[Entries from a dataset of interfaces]
◆ ◆ ◆ ◆ ◆

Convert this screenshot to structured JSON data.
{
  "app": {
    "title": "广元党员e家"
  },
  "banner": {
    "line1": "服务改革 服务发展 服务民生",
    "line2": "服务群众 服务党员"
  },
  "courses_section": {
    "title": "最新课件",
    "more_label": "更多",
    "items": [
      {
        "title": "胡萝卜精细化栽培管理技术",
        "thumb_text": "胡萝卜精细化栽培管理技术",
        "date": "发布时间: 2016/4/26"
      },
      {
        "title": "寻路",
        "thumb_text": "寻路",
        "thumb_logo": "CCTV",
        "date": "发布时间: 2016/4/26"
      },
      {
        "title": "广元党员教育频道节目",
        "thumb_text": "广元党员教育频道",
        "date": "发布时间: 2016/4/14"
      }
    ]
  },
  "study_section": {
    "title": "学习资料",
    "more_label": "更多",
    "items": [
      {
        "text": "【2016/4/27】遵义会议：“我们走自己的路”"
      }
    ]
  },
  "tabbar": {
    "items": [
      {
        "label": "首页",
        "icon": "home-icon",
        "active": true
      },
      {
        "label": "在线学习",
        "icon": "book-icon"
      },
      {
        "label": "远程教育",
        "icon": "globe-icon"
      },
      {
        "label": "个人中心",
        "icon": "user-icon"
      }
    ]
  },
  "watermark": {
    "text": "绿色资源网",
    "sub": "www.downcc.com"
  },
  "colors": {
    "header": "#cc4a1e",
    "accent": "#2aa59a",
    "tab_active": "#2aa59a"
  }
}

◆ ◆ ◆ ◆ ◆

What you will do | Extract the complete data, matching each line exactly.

Solution for this task |
Convert this screenshot to structured JSON data.
{
  "app": {
    "title": "广元党员e家"
  },
  "banner": {
    "line1": "服务改革 服务发展 服务民生",
    "line2": "服务群众 服务党员"
  },
  "courses_section": {
    "title": "最新课件",
    "more_label": "更多",
    "items": [
      {
        "title": "胡萝卜精细化栽培管理技术",
        "thumb_text": "胡萝卜精细化栽培管理技术",
        "date": "发布时间: 2016/4/26"
      },
      {
        "title": "寻路",
        "thumb_text": "寻路",
        "thumb_logo": "CCTV",
        "date": "发布时间: 2016/4/26"
      },
      {
        "title": "广元党员教育频道节目",
        "thumb_text": "广元党员教育频道",
        "date": "发布时间: 2016/4/14"
      }
    ]
  },
  "study_section": {
    "title": "学习资料",
    "more_label": "更多",
    "items": [
      {
        "text": "【2016/4/27】遵义会议：“我们走自己的路”"
      }
    ]
  },
  "tabbar": {
    "items": [
      {
        "label": "首页",
        "icon": "home-icon",
        "active": true
      },
      {
        "label": "在线学习",
        "icon": "book-icon"
      },
      {
        "label": "远程教育",
        "icon": "globe-icon"
      },
      {
        "label": "个人中心",
        "icon": "user-icon"
      }
    ]
  },
  "watermark": {
    "text": "绿色资源网",
    "sub": "www.downcc.com"
  },
  "colors": {
    "header": "#cc4a1e",
    "accent": "#2aa59a",
    "tab_active": "#2aa59a"
  }
}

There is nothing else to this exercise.